BEGIN Data shown

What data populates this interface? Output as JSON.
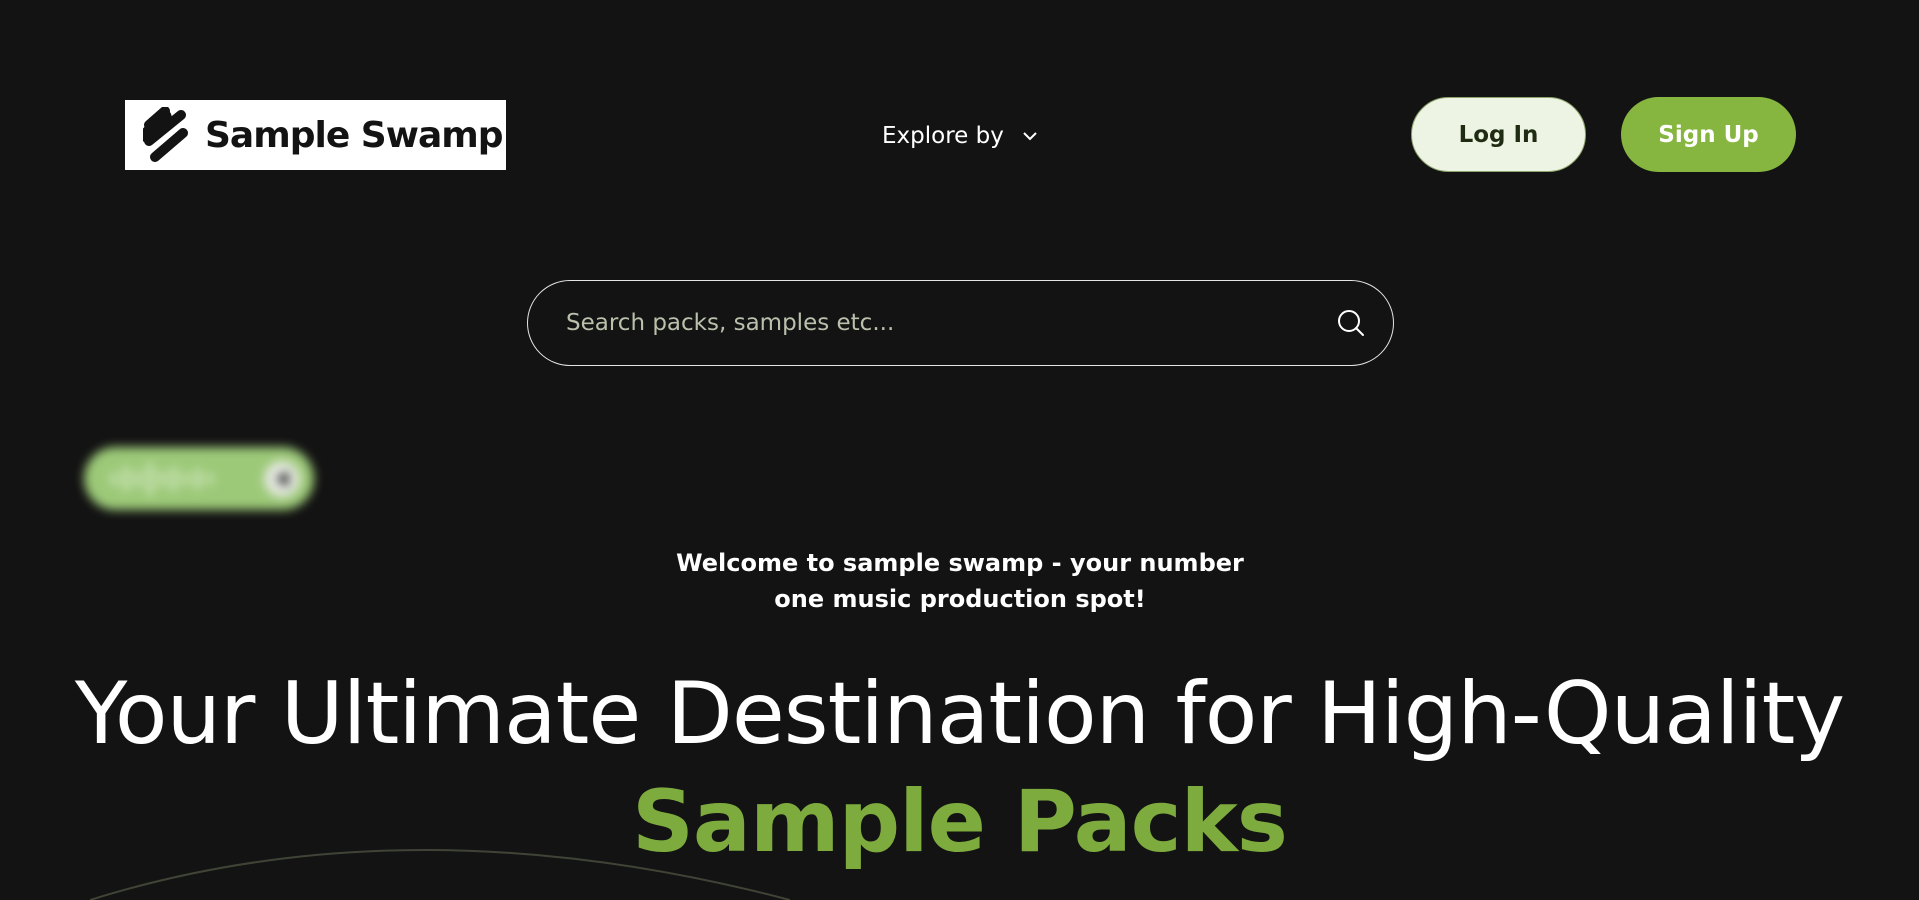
{
  "header": {
    "logo_text": "Sample Swamp",
    "explore_label": "Explore by",
    "login_label": "Log In",
    "signup_label": "Sign Up"
  },
  "search": {
    "placeholder": "Search packs, samples etc..."
  },
  "hero": {
    "welcome": "Welcome to sample swamp - your number one music production spot!",
    "headline_part1": "Your Ultimate Destination for High-Quality ",
    "headline_accent": "Sample Packs"
  },
  "colors": {
    "background": "#131313",
    "accent": "#86b540",
    "login_bg": "#eef4e4"
  },
  "icons": {
    "logo": "sample-swamp-logo-icon",
    "explore": "chevron-down-icon",
    "search": "search-icon",
    "player_wave": "waveform-icon",
    "player_play": "play-icon"
  }
}
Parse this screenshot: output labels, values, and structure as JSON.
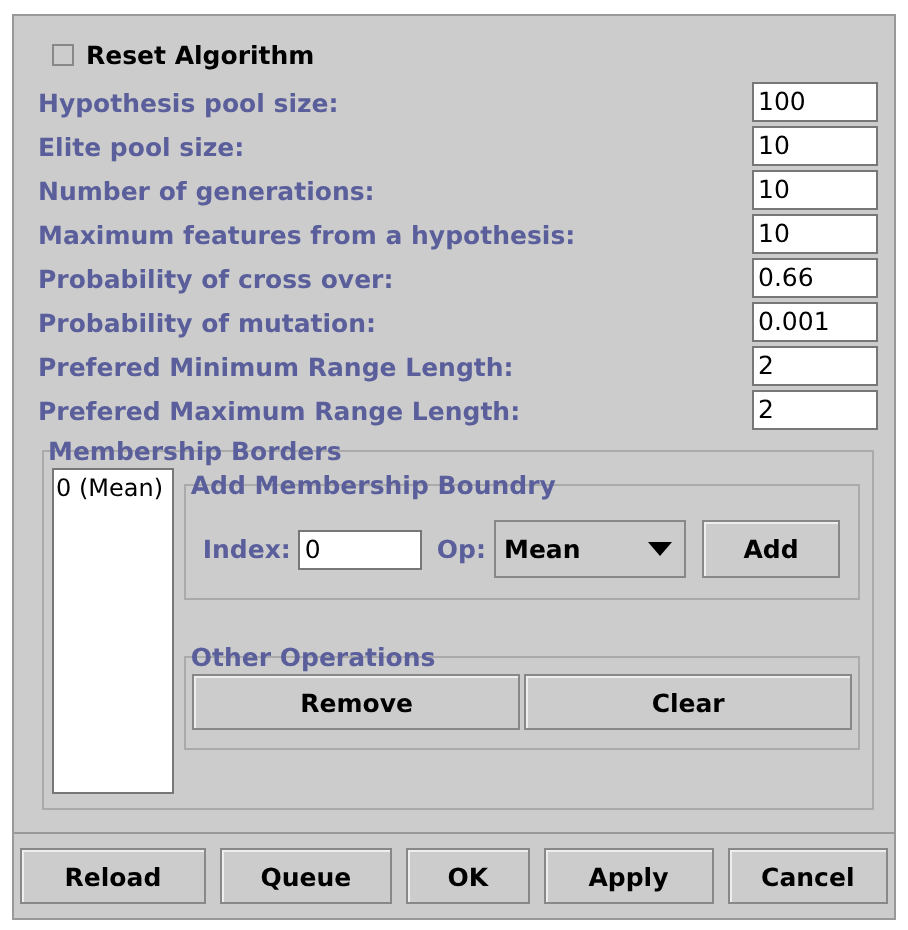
{
  "reset_checkbox": {
    "label": "Reset Algorithm",
    "checked": false
  },
  "parameters": [
    {
      "label": "Hypothesis pool size:",
      "value": "100"
    },
    {
      "label": "Elite pool size:",
      "value": "10"
    },
    {
      "label": "Number of generations:",
      "value": "10"
    },
    {
      "label": "Maximum features from a hypothesis:",
      "value": "10"
    },
    {
      "label": "Probability of cross over:",
      "value": "0.66"
    },
    {
      "label": "Probability of mutation:",
      "value": "0.001"
    },
    {
      "label": "Prefered Minimum Range Length:",
      "value": "2"
    },
    {
      "label": "Prefered Maximum Range Length:",
      "value": "2"
    }
  ],
  "membership_borders": {
    "title": "Membership Borders",
    "list_items": [
      {
        "label": "0 (Mean)",
        "selected": false
      }
    ],
    "add_boundary": {
      "title": "Add Membership Boundry",
      "index_label": "Index:",
      "index_value": "0",
      "op_label": "Op:",
      "op_value": "Mean",
      "add_button": "Add"
    },
    "other_operations": {
      "title": "Other Operations",
      "buttons": [
        "Remove",
        "Clear"
      ]
    }
  },
  "buttons": [
    "Reload",
    "Queue",
    "OK",
    "Apply",
    "Cancel"
  ]
}
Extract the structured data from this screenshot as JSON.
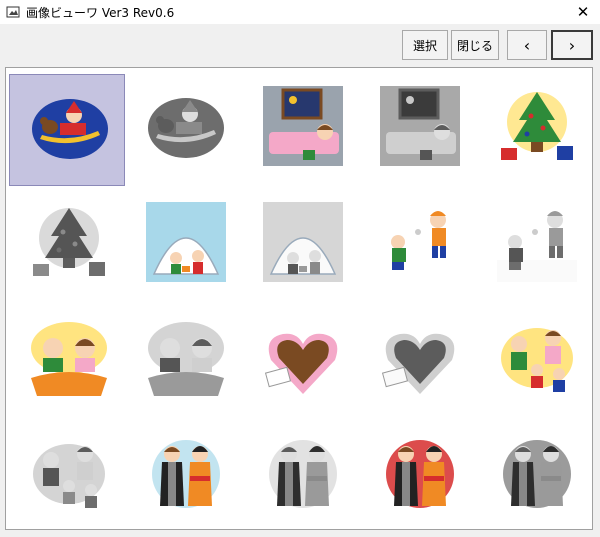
{
  "window": {
    "title": "画像ビューワ Ver3 Rev0.6",
    "close_glyph": "✕"
  },
  "toolbar": {
    "select_label": "選択",
    "close_label": "閉じる",
    "prev_label": "‹",
    "next_label": "›"
  },
  "thumbnails": [
    {
      "subject": "santa-sleigh",
      "mode": "color",
      "selected": true
    },
    {
      "subject": "santa-sleigh",
      "mode": "gray"
    },
    {
      "subject": "sleeping-child",
      "mode": "color"
    },
    {
      "subject": "sleeping-child",
      "mode": "gray"
    },
    {
      "subject": "christmas-tree",
      "mode": "color"
    },
    {
      "subject": "christmas-tree",
      "mode": "gray"
    },
    {
      "subject": "snow-igloo",
      "mode": "color"
    },
    {
      "subject": "snow-igloo",
      "mode": "gray"
    },
    {
      "subject": "snowball-kids",
      "mode": "color"
    },
    {
      "subject": "snowball-kids",
      "mode": "gray"
    },
    {
      "subject": "couple-gifts",
      "mode": "color"
    },
    {
      "subject": "couple-gifts",
      "mode": "gray"
    },
    {
      "subject": "heart-chocolate",
      "mode": "color"
    },
    {
      "subject": "heart-chocolate",
      "mode": "gray"
    },
    {
      "subject": "family-playing",
      "mode": "color"
    },
    {
      "subject": "family-playing",
      "mode": "gray"
    },
    {
      "subject": "kimono-couple",
      "mode": "color"
    },
    {
      "subject": "kimono-couple",
      "mode": "gray"
    },
    {
      "subject": "kimono-couple-sun",
      "mode": "color"
    },
    {
      "subject": "kimono-couple-sun",
      "mode": "gray"
    }
  ],
  "colors": {
    "selection": "#c5c3e0",
    "title_bg": "#ffffff",
    "window_bg": "#f0f0f0"
  }
}
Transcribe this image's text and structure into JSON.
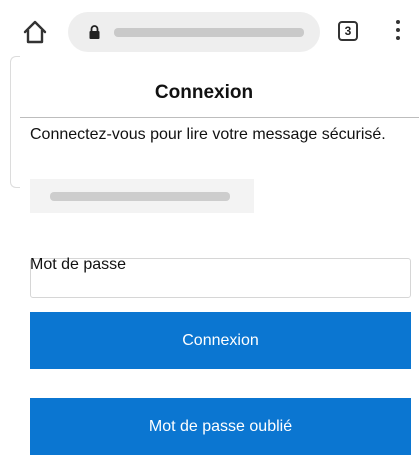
{
  "browser": {
    "tab_count": "3"
  },
  "page": {
    "title": "Connexion",
    "intro": "Connectez-vous pour lire votre message sécurisé.",
    "password_label": "Mot de passe",
    "login_button": "Connexion",
    "forgot_button": "Mot de passe oublié"
  },
  "colors": {
    "primary": "#0b76d1"
  },
  "icons": {
    "home": "home-icon",
    "lock": "lock-icon",
    "tabs": "tab-switcher-icon",
    "menu": "more-vertical-icon"
  }
}
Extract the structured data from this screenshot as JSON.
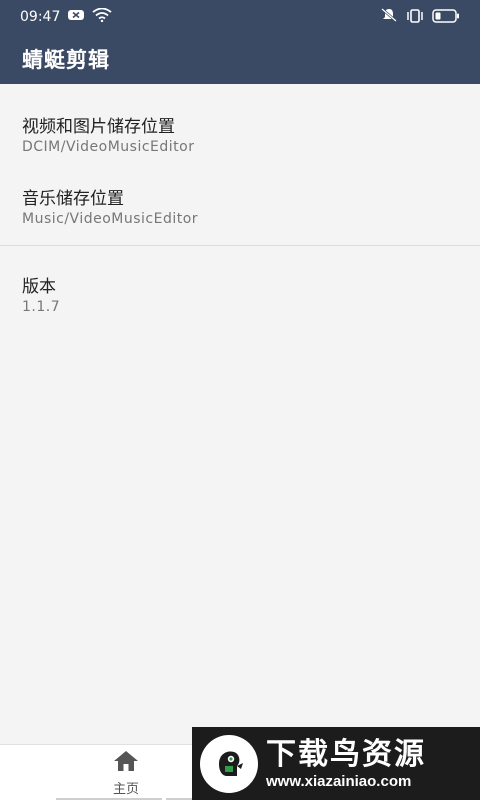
{
  "status_bar": {
    "time": "09:47",
    "icons": [
      "notification-icon",
      "wifi-icon",
      "mute-icon",
      "vibrate-icon",
      "battery-icon"
    ]
  },
  "app_bar": {
    "title": "蜻蜓剪辑"
  },
  "settings": {
    "video_location": {
      "title": "视频和图片储存位置",
      "value": "DCIM/VideoMusicEditor"
    },
    "music_location": {
      "title": "音乐储存位置",
      "value": "Music/VideoMusicEditor"
    },
    "version": {
      "title": "版本",
      "value": "1.1.7"
    }
  },
  "bottom_nav": {
    "home_label": "主页",
    "home_icon": "home-icon"
  },
  "watermark": {
    "title": "下载鸟资源",
    "url": "www.xiazainiao.com"
  },
  "colors": {
    "primary": "#3b4a64",
    "background": "#f4f4f4",
    "watermark_bg": "#1c1c1c"
  }
}
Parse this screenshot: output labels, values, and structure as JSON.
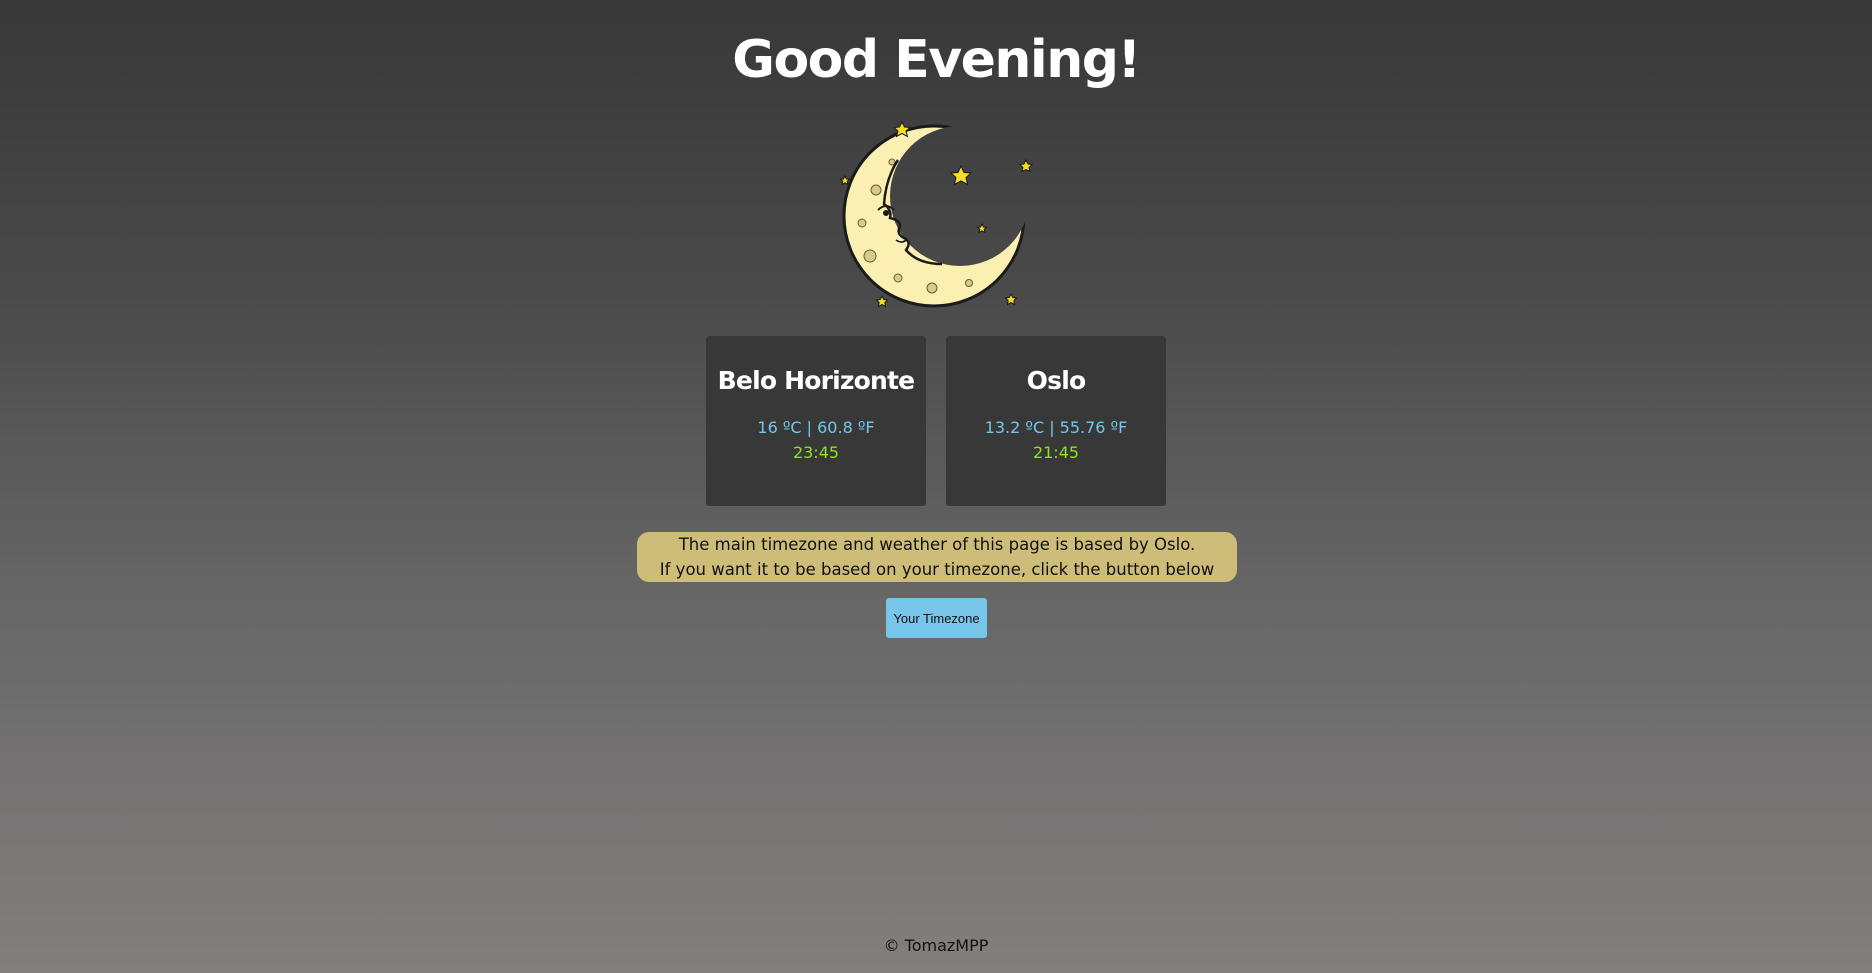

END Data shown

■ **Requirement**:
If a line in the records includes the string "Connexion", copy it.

■ **Exercise solution**:
    "title": "Connexion",
    "login_button": "Connexion",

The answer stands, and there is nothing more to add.